Look through the data below and show every line that includes "amount".

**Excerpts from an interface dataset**

● ● ● ● ●

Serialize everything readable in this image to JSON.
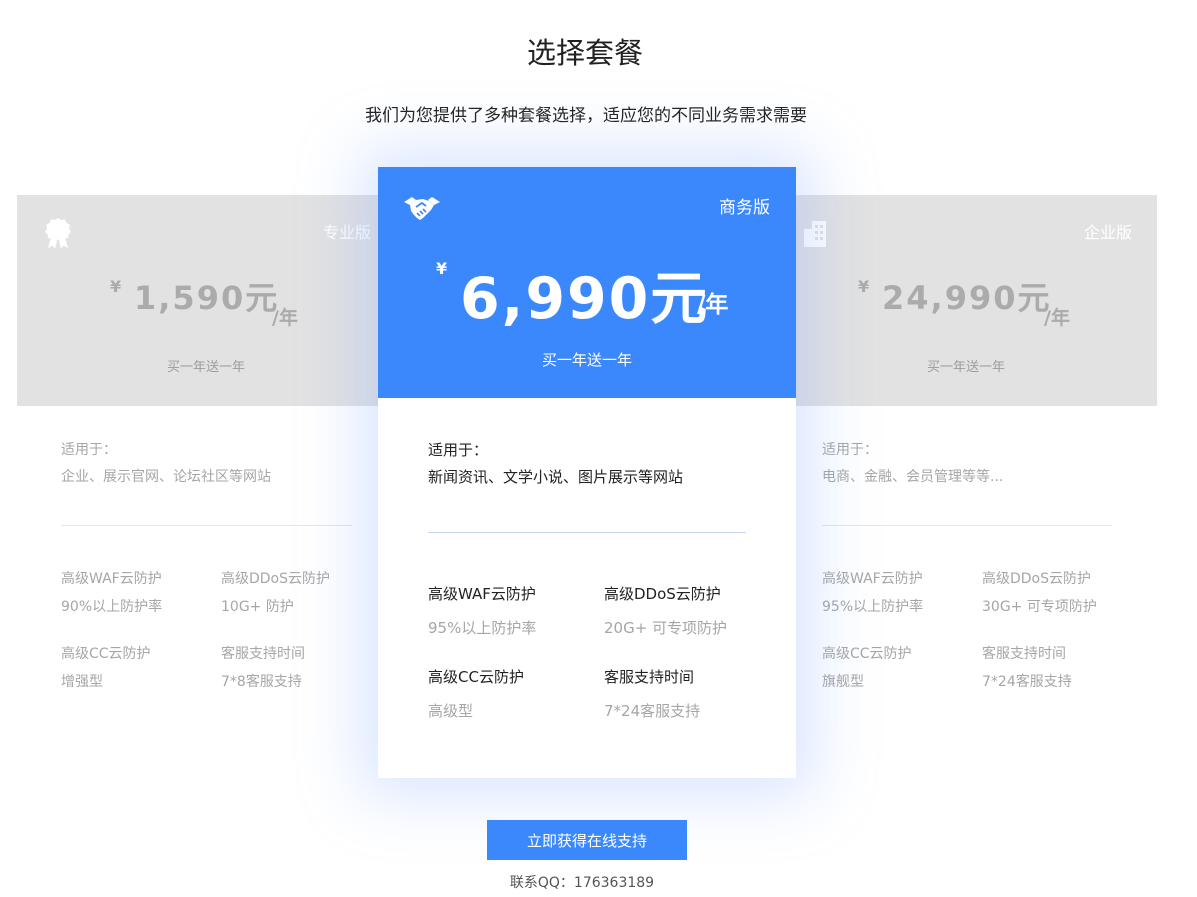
{
  "header": {
    "title": "选择套餐",
    "subtitle": "我们为您提供了多种套餐选择，适应您的不同业务需求需要"
  },
  "plans": [
    {
      "name": "专业版",
      "currency": "¥",
      "amount": "1,590元",
      "unit": "/年",
      "promo": "买一年送一年",
      "suitable_label": "适用于：",
      "suitable_for": "企业、展示官网、论坛社区等网站",
      "features": [
        {
          "title": "高级WAF云防护",
          "value": "90%以上防护率"
        },
        {
          "title": "高级DDoS云防护",
          "value": "10G+ 防护"
        },
        {
          "title": "高级CC云防护",
          "value": "增强型"
        },
        {
          "title": "客服支持时间",
          "value": "7*8客服支持"
        }
      ]
    },
    {
      "name": "商务版",
      "currency": "¥",
      "amount": "6,990元",
      "unit": "/年",
      "promo": "买一年送一年",
      "suitable_label": "适用于：",
      "suitable_for": "新闻资讯、文学小说、图片展示等网站",
      "features": [
        {
          "title": "高级WAF云防护",
          "value": "95%以上防护率"
        },
        {
          "title": "高级DDoS云防护",
          "value": "20G+ 可专项防护"
        },
        {
          "title": "高级CC云防护",
          "value": "高级型"
        },
        {
          "title": "客服支持时间",
          "value": "7*24客服支持"
        }
      ]
    },
    {
      "name": "企业版",
      "currency": "¥",
      "amount": "24,990元",
      "unit": "/年",
      "promo": "买一年送一年",
      "suitable_label": "适用于：",
      "suitable_for": "电商、金融、会员管理等等...",
      "features": [
        {
          "title": "高级WAF云防护",
          "value": "95%以上防护率"
        },
        {
          "title": "高级DDoS云防护",
          "value": "30G+ 可专项防护"
        },
        {
          "title": "高级CC云防护",
          "value": "旗舰型"
        },
        {
          "title": "客服支持时间",
          "value": "7*24客服支持"
        }
      ]
    }
  ],
  "icons": {
    "pro": "award-ribbon-icon",
    "business": "handshake-icon",
    "enterprise": "building-icon"
  },
  "colors": {
    "accent": "#3b88fd",
    "muted_card": "#e2e2e2"
  },
  "cta": {
    "button_label": "立即获得在线支持",
    "contact": "联系QQ：176363189"
  }
}
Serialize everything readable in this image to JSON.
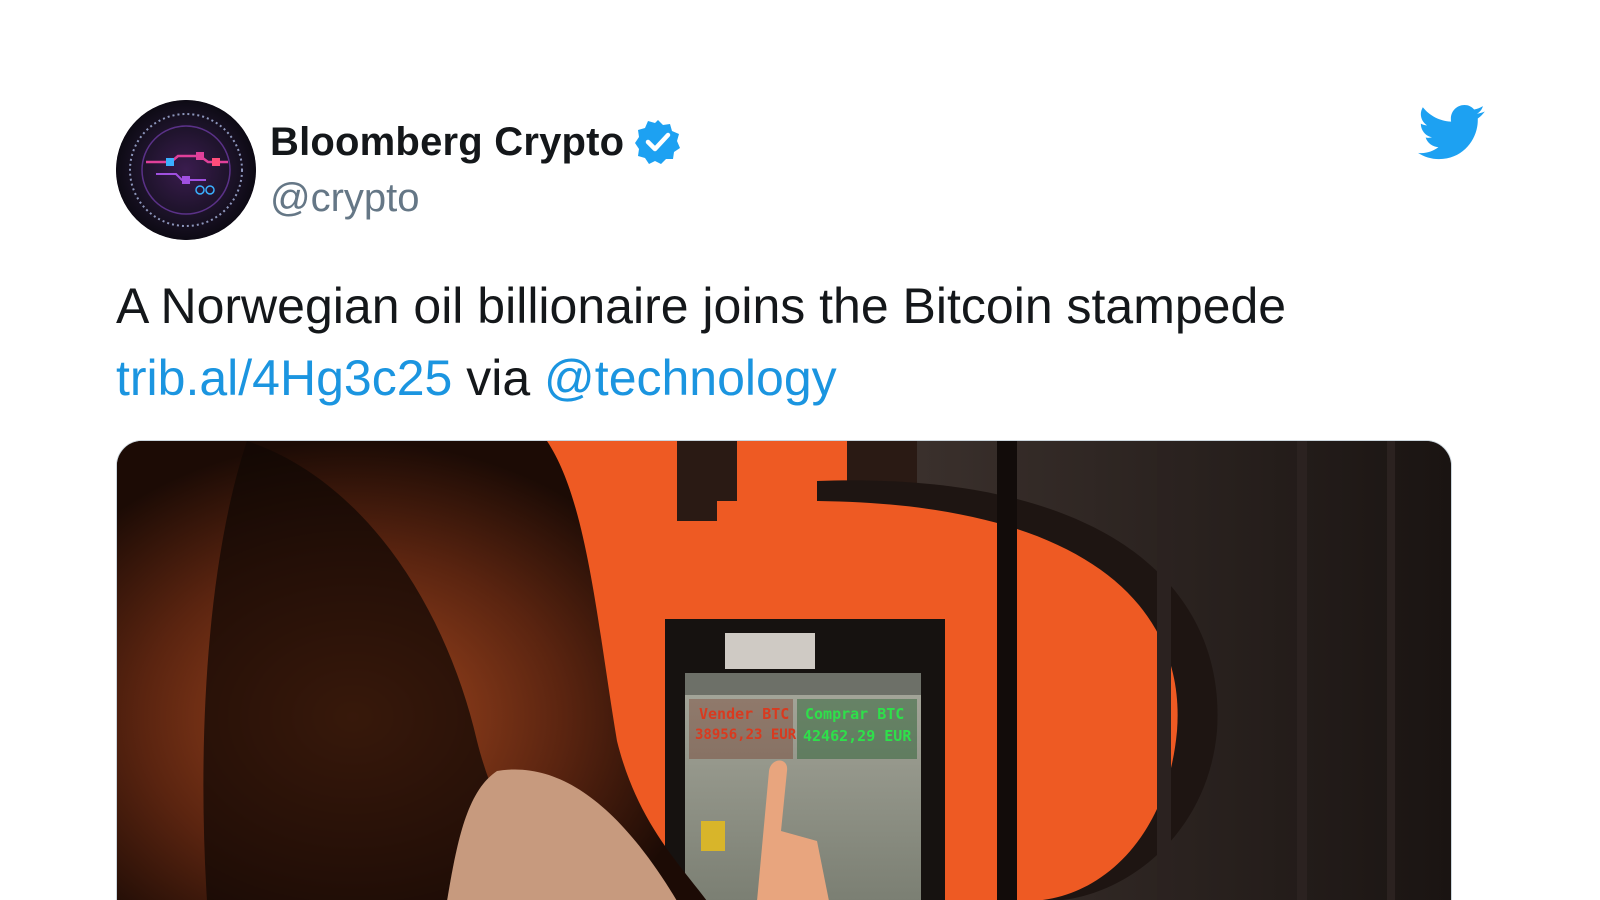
{
  "tweet": {
    "author": {
      "display_name": "Bloomberg Crypto",
      "handle": "@crypto",
      "verified": true,
      "avatar_icon": "bloomberg-crypto-logo"
    },
    "text": {
      "line1": "A Norwegian oil billionaire joins the Bitcoin stampede",
      "link": "trib.al/4Hg3c25",
      "via": "via",
      "mention": "@technology"
    },
    "platform_icon": "twitter-bird-icon",
    "media": {
      "atm_screen": {
        "sell_label": "Vender BTC",
        "sell_price": "38956,23 EUR",
        "buy_label": "Comprar BTC",
        "buy_price": "42462,29 EUR"
      }
    }
  },
  "colors": {
    "link": "#1b95e0",
    "verified": "#1da1f2",
    "twitter_blue": "#1da1f2",
    "text": "#14171a",
    "muted": "#657786"
  }
}
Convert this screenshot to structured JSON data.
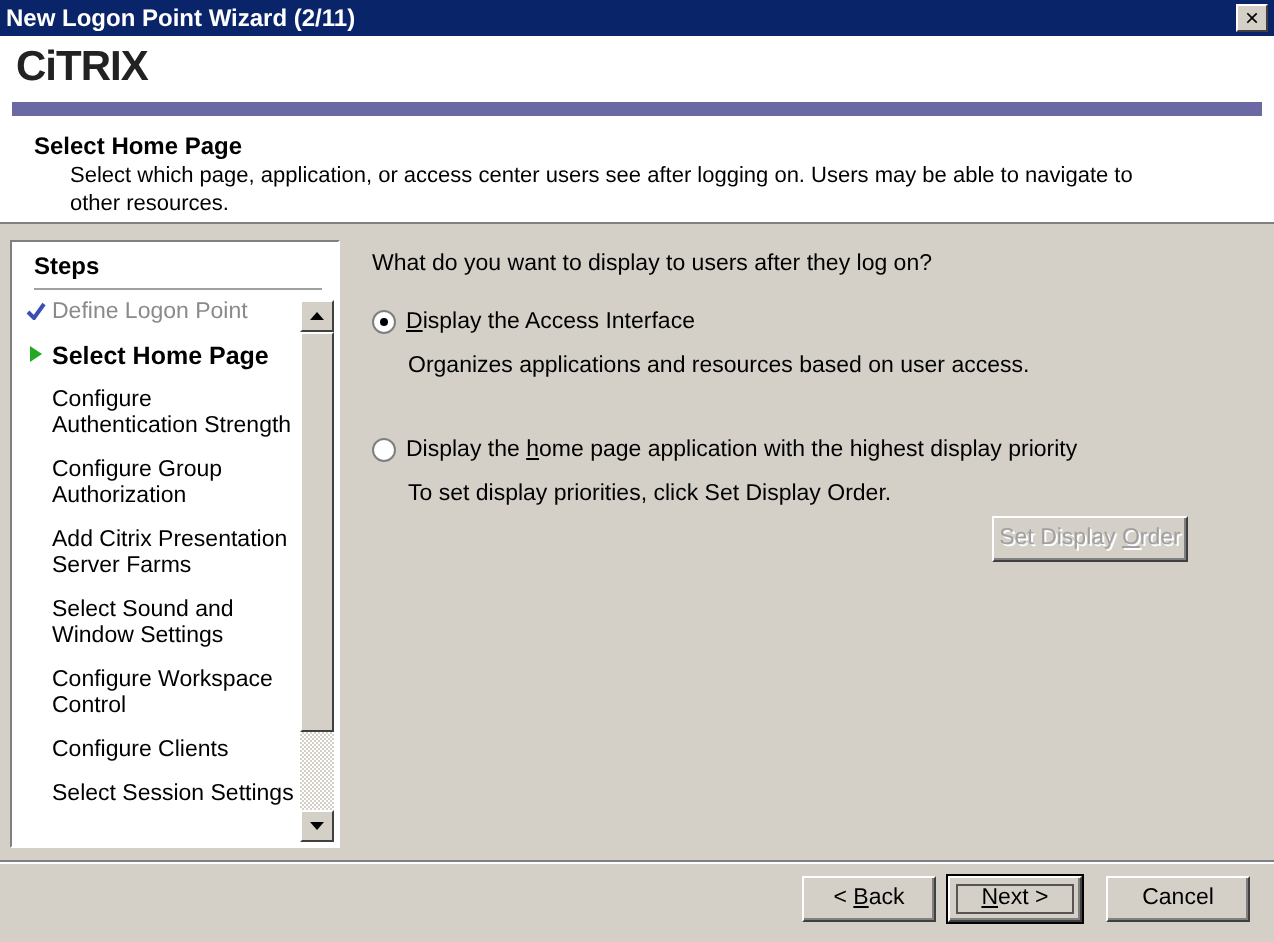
{
  "window": {
    "title": "New Logon Point Wizard (2/11)",
    "close": "×"
  },
  "header": {
    "logo": "CiTRIX",
    "title": "Select Home Page",
    "description": "Select which page, application, or access center users see after logging on. Users may be able to navigate to other resources."
  },
  "steps": {
    "title": "Steps",
    "items": [
      {
        "label": "Define Logon Point",
        "completed": true,
        "selected": false
      },
      {
        "label": "Select Home Page",
        "completed": false,
        "selected": true
      },
      {
        "label": "Configure Authentication Strength",
        "completed": false,
        "selected": false
      },
      {
        "label": "Configure Group Authorization",
        "completed": false,
        "selected": false
      },
      {
        "label": "Add Citrix Presentation Server Farms",
        "completed": false,
        "selected": false
      },
      {
        "label": "Select Sound and Window Settings",
        "completed": false,
        "selected": false
      },
      {
        "label": "Configure Workspace Control",
        "completed": false,
        "selected": false
      },
      {
        "label": "Configure Clients",
        "completed": false,
        "selected": false
      },
      {
        "label": "Select Session Settings",
        "completed": false,
        "selected": false
      }
    ]
  },
  "content": {
    "question": "What do you want to display to users after they log on?",
    "options": [
      {
        "label": {
          "key": "D",
          "after": "isplay the Access Interface"
        },
        "selected": true,
        "hint": "Organizes applications and resources based on user access."
      },
      {
        "label": {
          "before": "Display the ",
          "key": "h",
          "after": "ome page application with the highest display priority"
        },
        "selected": false,
        "hint": "To set display priorities, click Set Display Order."
      }
    ],
    "button": {
      "label": {
        "before": "Set Display ",
        "key": "O",
        "after": "rder"
      },
      "disabled": true
    }
  },
  "buttons": [
    {
      "label": {
        "before": "< ",
        "key": "B",
        "after": "ack"
      },
      "default": false
    },
    {
      "label": {
        "key": "N",
        "after": "ext >"
      },
      "default": true
    },
    {
      "label": {
        "before": "Cancel"
      },
      "default": false
    }
  ]
}
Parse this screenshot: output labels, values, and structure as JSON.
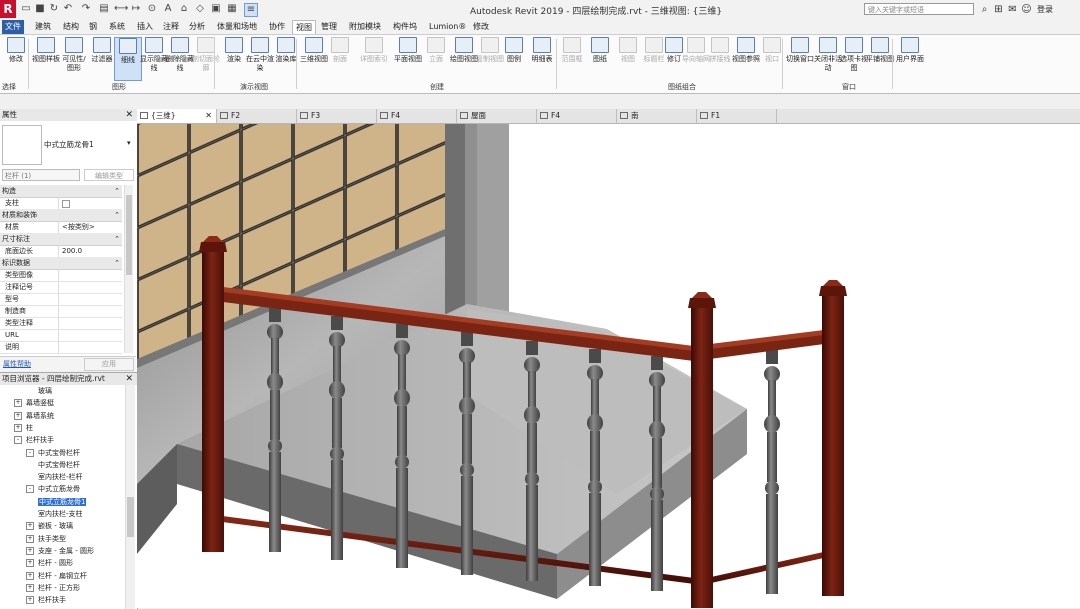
{
  "app": {
    "window_title": "Autodesk Revit 2019 - 四层绘制完成.rvt - 三维视图: {三维}",
    "search_placeholder": "键入关键字或短语",
    "login_label": "登录",
    "logo_letter": "R"
  },
  "menu_tabs": [
    "文件",
    "建筑",
    "结构",
    "钢",
    "系统",
    "插入",
    "注释",
    "分析",
    "体量和场地",
    "协作",
    "视图",
    "管理",
    "附加模块",
    "构件坞",
    "Lumion®",
    "修改"
  ],
  "active_tab": "视图",
  "ribbon": {
    "buttons": [
      {
        "label": "修改",
        "group": "选择"
      },
      {
        "label": "视图样板"
      },
      {
        "label": "可见性/图形"
      },
      {
        "label": "过滤器"
      },
      {
        "label": "细线",
        "selected": true
      },
      {
        "label": "显示隐藏线"
      },
      {
        "label": "删除隐藏线"
      },
      {
        "label": "剖切面轮廓",
        "disabled": true
      },
      {
        "label": "渲染"
      },
      {
        "label": "在云中渲染"
      },
      {
        "label": "渲染库"
      },
      {
        "label": "三维视图"
      },
      {
        "label": "剖面",
        "disabled": true
      },
      {
        "label": "详图索引",
        "disabled": true
      },
      {
        "label": "平面视图"
      },
      {
        "label": "立面",
        "disabled": true
      },
      {
        "label": "绘图视图"
      },
      {
        "label": "复制视图",
        "disabled": true
      },
      {
        "label": "图例"
      },
      {
        "label": "明细表"
      },
      {
        "label": "范围框",
        "disabled": true
      },
      {
        "label": "图纸"
      },
      {
        "label": "视图",
        "disabled": true
      },
      {
        "label": "标题栏",
        "disabled": true
      },
      {
        "label": "修订"
      },
      {
        "label": "导向轴网",
        "disabled": true
      },
      {
        "label": "拼接线",
        "disabled": true
      },
      {
        "label": "视图参照"
      },
      {
        "label": "视口",
        "disabled": true
      },
      {
        "label": "切换窗口"
      },
      {
        "label": "关闭非活动"
      },
      {
        "label": "选项卡视图"
      },
      {
        "label": "平铺视图"
      },
      {
        "label": "用户界面"
      }
    ],
    "groups": [
      "选择",
      "图形",
      "演示视图",
      "创建",
      "图纸组合",
      "窗口"
    ]
  },
  "view_tabs": [
    {
      "label": "{三维}",
      "active": true
    },
    {
      "label": "F2"
    },
    {
      "label": "F3"
    },
    {
      "label": "F4"
    },
    {
      "label": "屋面"
    },
    {
      "label": "F4"
    },
    {
      "label": "南"
    },
    {
      "label": "F1"
    }
  ],
  "properties": {
    "title": "属性",
    "type_name": "中式立筋龙骨1",
    "selector": "栏杆 (1)",
    "edit_type": "编辑类型",
    "categories": {
      "construction": "构造",
      "materials": "材质和装饰",
      "dimensions": "尺寸标注",
      "identity": "标识数据"
    },
    "rows": {
      "support": "支柱",
      "material_key": "材质",
      "material_val": "<按类别>",
      "base_offset_key": "底面边长",
      "base_offset_val": "200.0",
      "type_image": "类型图像",
      "keynote": "注释记号",
      "model": "型号",
      "manufacturer": "制造商",
      "type_comments": "类型注释",
      "url": "URL",
      "description": "说明"
    },
    "help_link": "属性帮助",
    "apply_button": "应用"
  },
  "browser": {
    "title": "项目浏览器 - 四层绘制完成.rvt",
    "items": [
      {
        "label": "玻璃",
        "indent": 3,
        "toggle": ""
      },
      {
        "label": "幕墙竖梃",
        "indent": 1,
        "toggle": "+"
      },
      {
        "label": "幕墙系统",
        "indent": 1,
        "toggle": "+"
      },
      {
        "label": "柱",
        "indent": 1,
        "toggle": "+"
      },
      {
        "label": "栏杆扶手",
        "indent": 1,
        "toggle": "-"
      },
      {
        "label": "中式宝骨栏杆",
        "indent": 2,
        "toggle": "-"
      },
      {
        "label": "中式宝骨栏杆",
        "indent": 3,
        "toggle": ""
      },
      {
        "label": "室内扶栏-栏杆",
        "indent": 3,
        "toggle": ""
      },
      {
        "label": "中式立筋龙骨",
        "indent": 2,
        "toggle": "-"
      },
      {
        "label": "中式立筋龙骨1",
        "indent": 3,
        "toggle": "",
        "selected": true
      },
      {
        "label": "室内扶栏-支柱",
        "indent": 3,
        "toggle": ""
      },
      {
        "label": "嵌板 - 玻璃",
        "indent": 2,
        "toggle": "+"
      },
      {
        "label": "扶手类型",
        "indent": 2,
        "toggle": "+"
      },
      {
        "label": "支座 - 金属 - 圆形",
        "indent": 2,
        "toggle": "+"
      },
      {
        "label": "栏杆 - 圆形",
        "indent": 2,
        "toggle": "+"
      },
      {
        "label": "栏杆 - 扁钢立杆",
        "indent": 2,
        "toggle": "+"
      },
      {
        "label": "栏杆 - 正方形",
        "indent": 2,
        "toggle": "+"
      },
      {
        "label": "栏杆扶手",
        "indent": 2,
        "toggle": "+"
      }
    ]
  },
  "colors": {
    "accent": "#2d5ea8",
    "wood": "#6b1a10",
    "tile": "#c9ae82",
    "concrete": "#9a9a9a"
  }
}
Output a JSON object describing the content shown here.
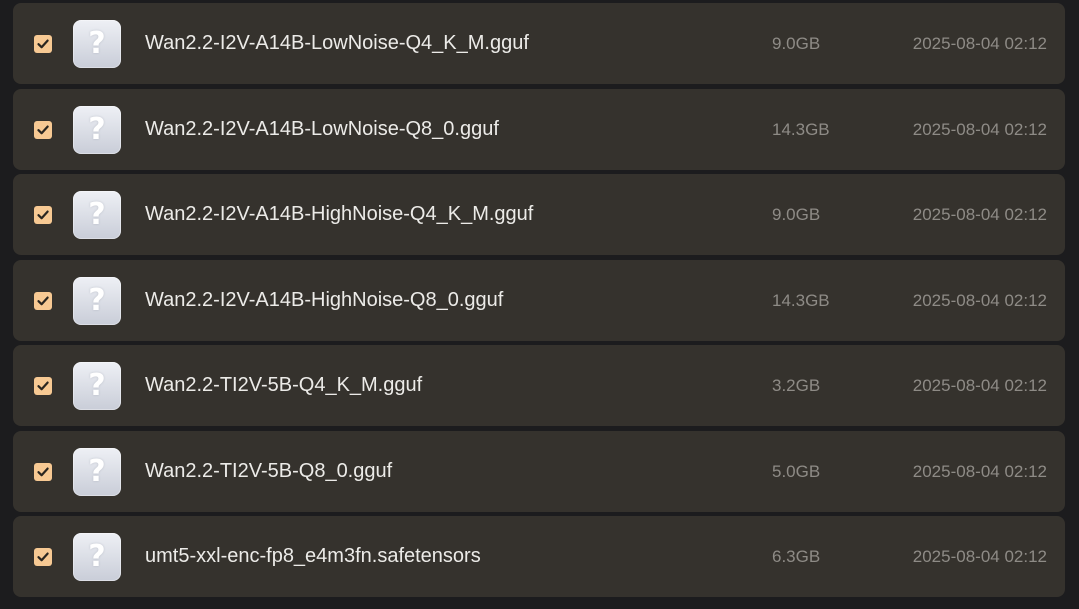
{
  "colors": {
    "page_background": "#1c1c1e",
    "row_background": "#35322d",
    "checkbox_fill": "#f7c993",
    "checkmark": "#2a2620",
    "filename_text": "#ecebe8",
    "meta_text": "#8e8b86"
  },
  "icons": {
    "row_icon": "unknown-file-question-icon",
    "check": "checkmark-icon"
  },
  "files": [
    {
      "checked": true,
      "name": "Wan2.2-I2V-A14B-LowNoise-Q4_K_M.gguf",
      "size": "9.0GB",
      "date": "2025-08-04 02:12"
    },
    {
      "checked": true,
      "name": "Wan2.2-I2V-A14B-LowNoise-Q8_0.gguf",
      "size": "14.3GB",
      "date": "2025-08-04 02:12"
    },
    {
      "checked": true,
      "name": "Wan2.2-I2V-A14B-HighNoise-Q4_K_M.gguf",
      "size": "9.0GB",
      "date": "2025-08-04 02:12"
    },
    {
      "checked": true,
      "name": "Wan2.2-I2V-A14B-HighNoise-Q8_0.gguf",
      "size": "14.3GB",
      "date": "2025-08-04 02:12"
    },
    {
      "checked": true,
      "name": "Wan2.2-TI2V-5B-Q4_K_M.gguf",
      "size": "3.2GB",
      "date": "2025-08-04 02:12"
    },
    {
      "checked": true,
      "name": "Wan2.2-TI2V-5B-Q8_0.gguf",
      "size": "5.0GB",
      "date": "2025-08-04 02:12"
    },
    {
      "checked": true,
      "name": "umt5-xxl-enc-fp8_e4m3fn.safetensors",
      "size": "6.3GB",
      "date": "2025-08-04 02:12"
    }
  ]
}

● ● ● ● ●

**Written reply**
      "amount": "1,590元",
      "amount": "6,990元",
      "amount": "24,990元",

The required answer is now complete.